Initial data for the current and ongoing experiment to measure and possibly predict the horizontal turbulent strength, C<sup>2</sup><sub>N</sub> , of the atmosphere above the Magdalena Ridge Observatory Interferometer (MROI) is presented. C<sup>2</sup><sub>N</sub> is a representation of the atmosphere’s ability to transport scalars and is measured using a set of Kipp and Zonen Large Aperature Scintillometers (LAS). LAS Calibration data as well as initial test data are presented and analyzed. Correlation techniques are used to determine the optimal method of C<sup>2</sup><sub>N</sub> calculation from the first generation LAS. A 19-day test over the array site was conducted and analyzed using both Fourier and wavelet analysis and filtration. Frequency analysis showed few periodic features due to the quasi-periodic nature of the signal.

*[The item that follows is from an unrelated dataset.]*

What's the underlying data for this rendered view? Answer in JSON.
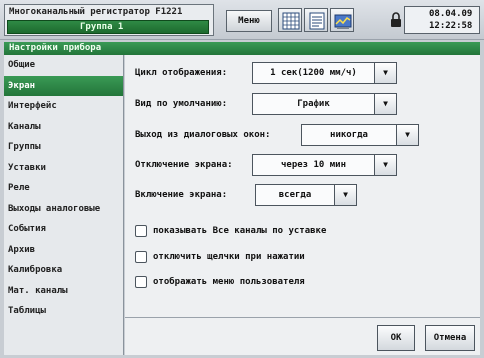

The Magdalena Ridge Observatory Interferometer (MROI) has been under development for almost two decades. Initial funding for the facility started before the year 2000 under the Army and then Navy, and continues today through the Air Force Research Laboratory. With a projected total cost of substantially less than $200M, it represents the least expensive way to produce sub-milliarcsecond optical/near-infrared images that the astronomical community could invest in during the modern era, as compared, for instance, to extremely large telescopes or space interferometers. The MROI, when completed, will be comprised of 10 x1.4m diameter telescopes distributed on a Y-shaped array such that it will have access to spatial scales ranging from about 40 milliarcseconds down to less than 0.5 milliarcseconds. While this type of resolution is not unprecedented in the astronomical community, the ability to track fringes on and produce images of complex targets approximately 5 magnitudes fainter than is done today represents a substantial step forward. All this will be accomplished using a variety of approaches detailed in several papers from our team over the years. Together, these two factors, multiple telescopes deployed over very long-baselines coupled with fainter limiting magnitudes, will allow MROI to conduct science on a wide range and statistically meaningful samples of targets. These include pulsating and rapidly rotating stars, mass-loss via accretion and mass-transfer in interacting systems, and the highly-active environments surrounding black holes at the centers of more than 100 external galaxies. This represents a subsample of what is sure to be a tremendous and serendipitous list of science cases as we move ahead into the era of new space telescopes and synoptic surveys. Additional investigations into imaging man-made objects will be undertaken, which are of particular interest to the defense and space-industry communities as more human endeavors are moved into the space environment.<p> </p> In 2016 the first MROI telescope was delivered and deployed at Magdalena Ridge in the maintenance facility. Having undergone initial check-out and fitting the system with optics and a fast tip-tilt system, we eagerly anticipate installing the telescope enclosure in 2018. The telescope and enclosure will be integrated at the facility and moved to the center of the interferometric array by late summer of 2018 with a demonstration of the performance of an entire beamline from telescope to beam combiner table shortly thereafter. At this point, deploying two more telescopes and demonstrating fringe-tracking, bootstrapping and limiting magnitudes for the facility will prove the full promise of MROI. A complete status update of all subsystems follows in the paper, as well as discussions of potential collaborative initiatives.